First it was music, then movies, now it's the humble small screen that's getting increasingly targeted by British downloaders. The target? Whatever's new and hot on US TV, apparently. Bitorrent is the wild frontier where these shows are located and if they're real diehard fans, they may even edit out the ad-breaks for you. Now that Six Feet Under may come to an end soon, it's Desparate Housewives, 24 and the final series of Enterprise, which are the hottest download targets for up to 100,000 Brit “pirates”.
It's not really the shows as such that will suffer, but the fact that if you don't sit around waiting for up to two years (or four years in the case of Law And Order), then you won't want to watch the 15-20 minutes per hour (or 10 minutes per half-hour) of adverts which are booked alongside the shows- and so the broadcasting or importing networks lose money. If the downloading trend is not legitimised, a MPAA-style legal action has not been ruled out.
Many of us, even if we don't download, will only be crying crocodile tears for the US TV studios. Apparently the US TV industry is ultimately under threat like everything is in America these days. What they won't tell you of course, is that two UK terrestrial channels passed on the third series of, for example, 24, because they demanded too high a price, and Channel 4 were unwilling to pay the asking price of Friends for the spinoff Joey, deciding it wasn't as good- Five stepped in and saved the day. Ask any retailer what happened when the DVD box sets for 24 were reduced to £18 each?

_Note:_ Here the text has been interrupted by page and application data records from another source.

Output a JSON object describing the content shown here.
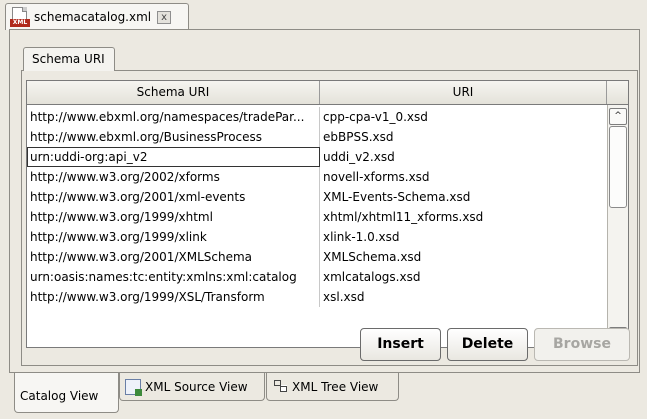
{
  "editor": {
    "file_name": "schemacatalog.xml",
    "close_symbol": "x"
  },
  "panel_tab": "Schema URI",
  "table": {
    "columns": [
      "Schema URI",
      "URI"
    ],
    "rows": [
      [
        "http://www.ebxml.org/namespaces/tradePar...",
        "cpp-cpa-v1_0.xsd"
      ],
      [
        "http://www.ebxml.org/BusinessProcess",
        "ebBPSS.xsd"
      ],
      [
        "urn:uddi-org:api_v2",
        "uddi_v2.xsd"
      ],
      [
        "http://www.w3.org/2002/xforms",
        "novell-xforms.xsd"
      ],
      [
        "http://www.w3.org/2001/xml-events",
        "XML-Events-Schema.xsd"
      ],
      [
        "http://www.w3.org/1999/xhtml",
        "xhtml/xhtml11_xforms.xsd"
      ],
      [
        "http://www.w3.org/1999/xlink",
        "xlink-1.0.xsd"
      ],
      [
        "http://www.w3.org/2001/XMLSchema",
        "XMLSchema.xsd"
      ],
      [
        "urn:oasis:names:tc:entity:xmlns:xml:catalog",
        "xmlcatalogs.xsd"
      ],
      [
        "http://www.w3.org/1999/XSL/Transform",
        "xsl.xsd"
      ]
    ],
    "focused_row": 2
  },
  "buttons": {
    "insert": "Insert",
    "delete": "Delete",
    "browse": "Browse"
  },
  "bottom_tabs": {
    "catalog_view": "Catalog View",
    "xml_source_view": "XML Source View",
    "xml_tree_view": "XML Tree View"
  },
  "scroll": {
    "up_symbol": "^",
    "down_symbol": "v"
  }
}
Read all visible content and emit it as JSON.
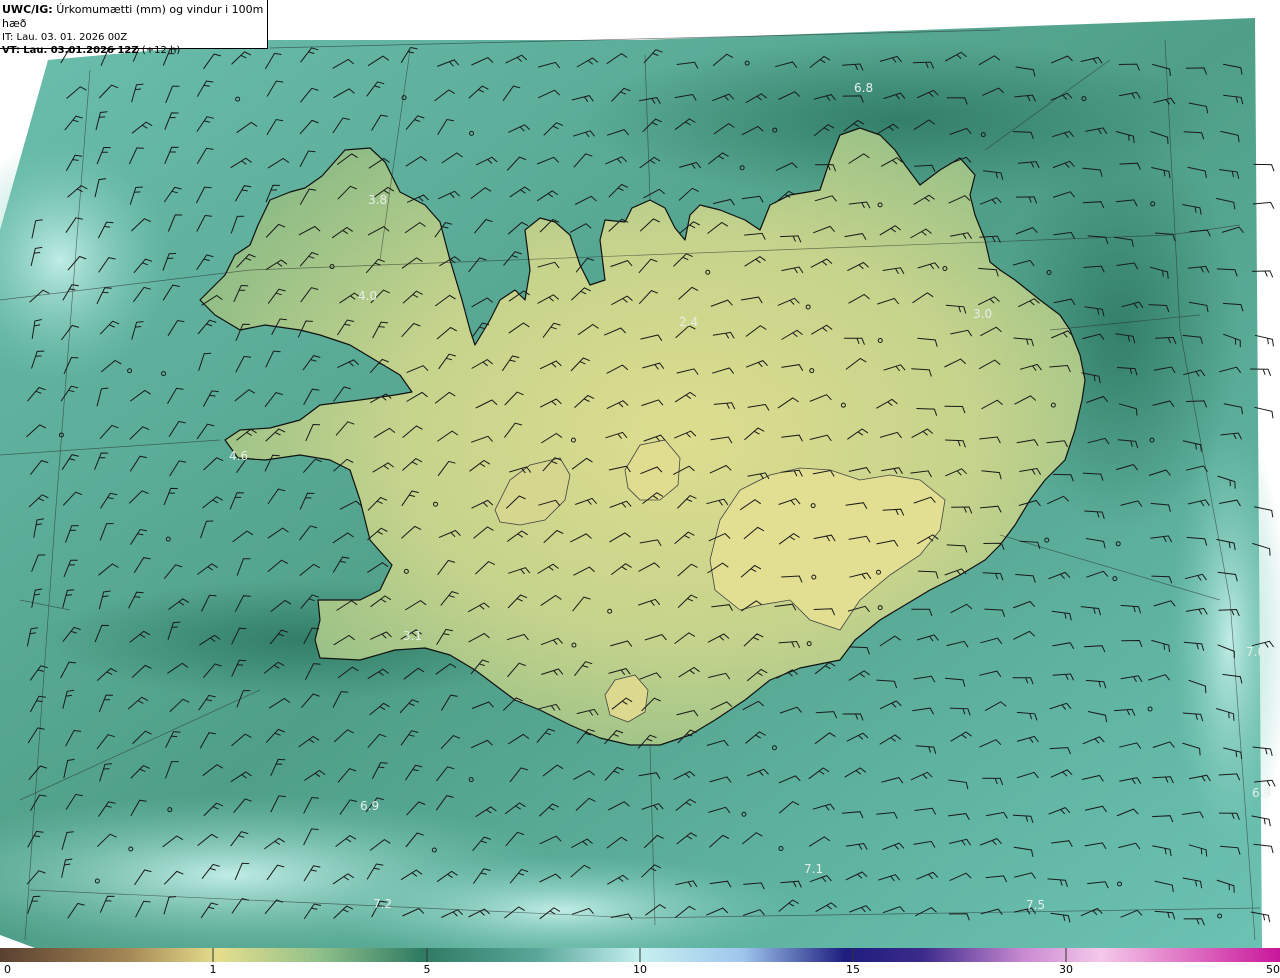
{
  "header": {
    "model": "UWC/IG:",
    "description": "Úrkomumætti (mm) og vindur i 100m hæð",
    "initial_time": "IT: Lau. 03. 01. 2026 00Z",
    "valid_prefix": "VT:",
    "valid_time": "Lau. 03.01.2026 12Z",
    "lead": "(+12 h)"
  },
  "values": [
    "6.8",
    "3.8",
    "4.0",
    "2.4",
    "3.0",
    "4.6",
    "3.1",
    "7.0",
    "6.9",
    "7.1",
    "7.2",
    "7.5",
    "6.9"
  ],
  "colorbar": {
    "ticks": [
      "0",
      "1",
      "5",
      "10",
      "15",
      "30",
      "50"
    ],
    "colors": [
      "#6b4e33",
      "#a88a54",
      "#e8e08a",
      "#2f7a63",
      "#8fd9d0",
      "#c9f2f7",
      "#2c2d9c",
      "#1b1b6b",
      "#b43ca6",
      "#f0b8e6",
      "#d63aa4"
    ]
  }
}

You know the punchline- they flew off the shelves, and that's not including everyone who paid nearly £40 for it.
In addition to these, there are the shows, which are successfully imported by terrestrial channels such as The X-Files, Buffy, Angel and CSI. Try and buy their box sets and in the UK, they will be split into two parts for maximum profit. In America, where consumers may decide not to let themselves get ripped off, it's rare to find a set where an entire single season won't be included in the whole box. Let's not forget everyone who has entire series- in the case of The X-Files, old Star Trek and Friends, nine and ten years' worth - of videotapes, sitting around and falling apart, just ready to be bought all over again on DVD.
So if you hear a US TV Network exec moaning about Brit downloaders, relax - the real fans and will subsidise the pirates, like they always do. We'll have to wait and see whether the fee paid per episode will be small enough to begin a legal downloading service for TV, as has undoubtedly worked for music in the past year. In the meantime, our relatives with Sky can keep getting us all the hot new stuff as soon as possible…